Foursquare's Windows 8 app is a highly visual experience. The platform's tiled design is perfectly geared toward Foursquare, which prides itself on bite-size nuggets of data: check-ins, tips, lists, and so forth. When users open the app, Foursquare populates the screen with images of nearby venues—recommendations that show what's trending or recently opened. Users can search for coffee shops or dive bars, and see basic information such as ratings, hours, and tips. Venue photographs appear in a beautiful grid, a collage of dishes and cocktails that make for a good visual representation of what you're searching for. "It's very different than what you've seen from the native Foursquare experience," says Ban.
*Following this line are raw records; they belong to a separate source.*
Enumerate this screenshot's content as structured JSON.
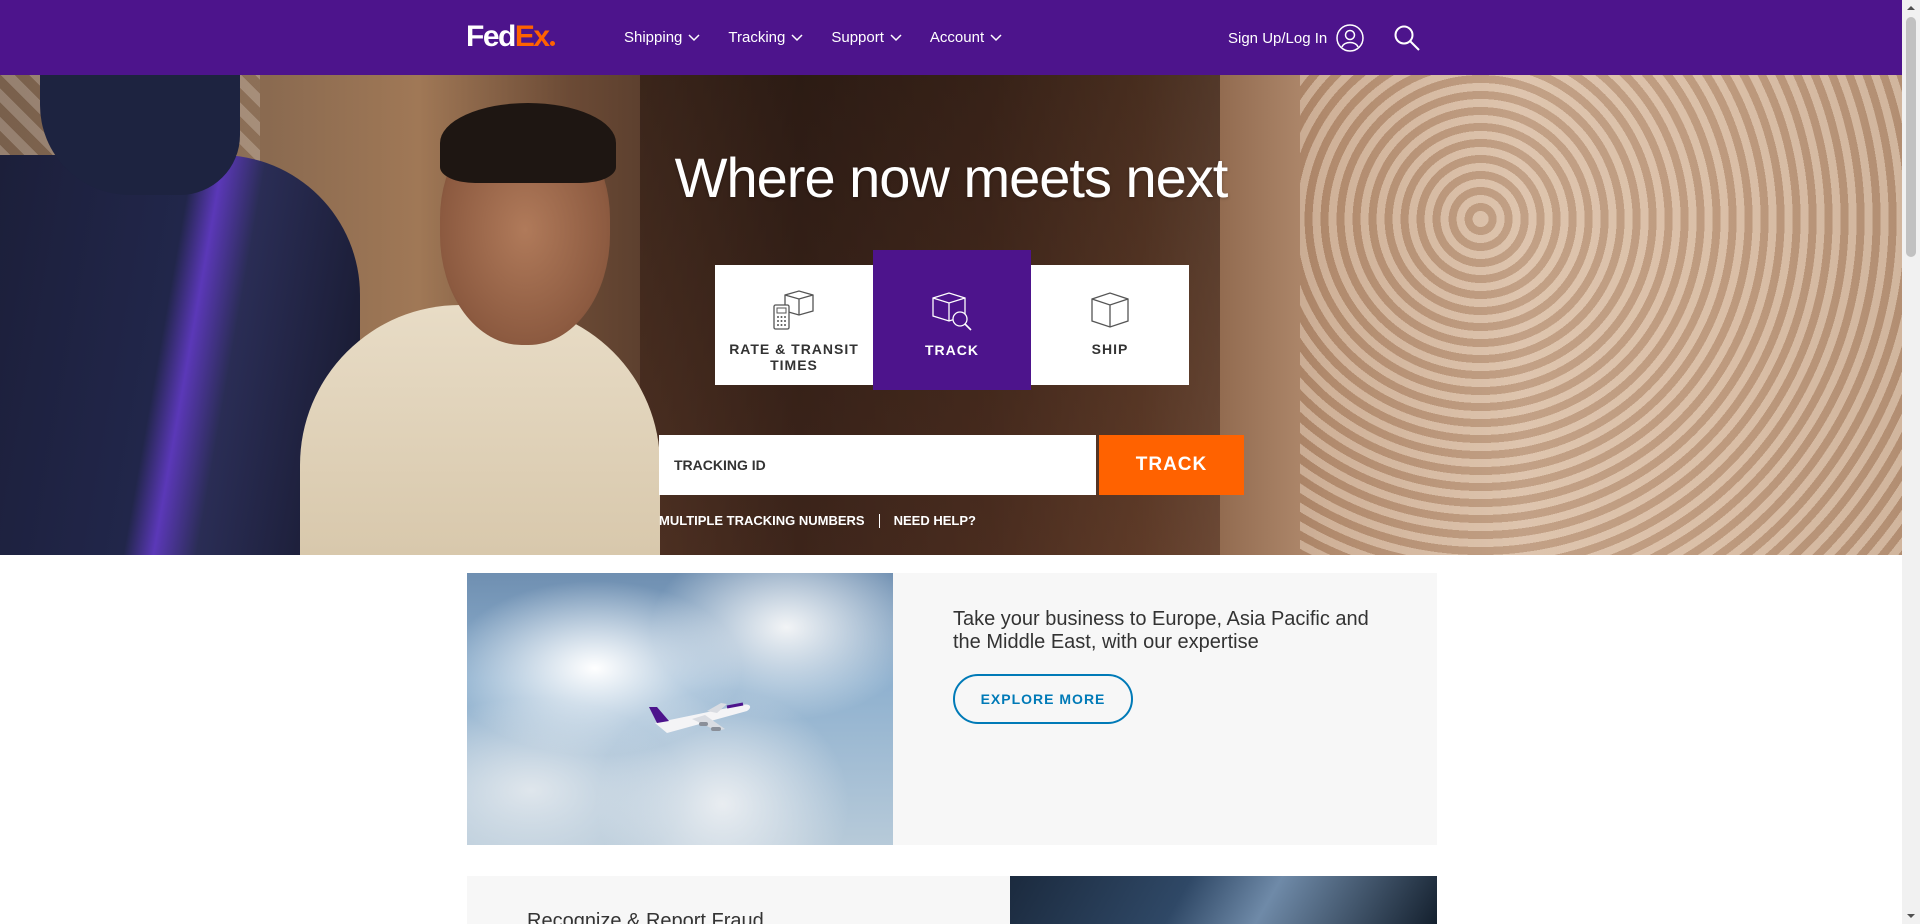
{
  "header": {
    "logo": {
      "fed": "Fed",
      "ex": "Ex"
    },
    "nav": [
      {
        "label": "Shipping"
      },
      {
        "label": "Tracking"
      },
      {
        "label": "Support"
      },
      {
        "label": "Account"
      }
    ],
    "signin_label": "Sign Up/Log In"
  },
  "hero": {
    "headline": "Where now meets next",
    "tabs": [
      {
        "label": "RATE & TRANSIT TIMES",
        "icon": "calculator-box-icon"
      },
      {
        "label": "TRACK",
        "icon": "box-magnifier-icon",
        "active": true
      },
      {
        "label": "SHIP",
        "icon": "box-icon"
      }
    ],
    "tracking_placeholder": "TRACKING ID",
    "track_button": "TRACK",
    "links": {
      "multiple": "MULTIPLE TRACKING NUMBERS",
      "help": "NEED HELP?"
    }
  },
  "promo": {
    "text": "Take your business to Europe, Asia Pacific and the Middle East, with our expertise",
    "button": "EXPLORE MORE"
  },
  "fraud": {
    "title": "Recognize & Report Fraud"
  },
  "colors": {
    "brand_purple": "#4d148c",
    "brand_orange": "#ff6200",
    "link_blue": "#007ab7"
  }
}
The app is a significant departure from the traditional social Foursquare experience. The company has long been distancing itself from check-ins and badges, but this is a new leap forward. Users can check in, but it's a secondary use case. The primary function of the service is search; social is a back-end layer. "All the social aspects that Foursquare is known for—they're baked into powering the recommendations," says Ban, who adds that the missing activity feed "is really only one small component [of Foursquare]. It's a matter of simplifying it to the essence of what's going to help people find places the quickest."
The company made a similar shift last year, when it redesigned its smartphone apps to bring search to the forefront. While the activity feed still exists there, it remains beneath the search box. The rejiggered hierarchy helped double search usage in months. The company also refreshed its web listings to make them more accessible to users searching for venues. Foursquare soon saw its referral traffic from Google skyrocket.
The question now is whether this focus on search and discovery—not as a complement but a replacement to the traditional social feed—will spread to the company's other apps.
"It's been something we've been kicking around here for a while: What does an Explore-focused version of Foursquare look like? And is that something that we might want to double down on across a whole bunch of different platforms?" Dennis Crowley says. "It's an interesting, alternative style of the Foursquare experience—and something we may want to consider."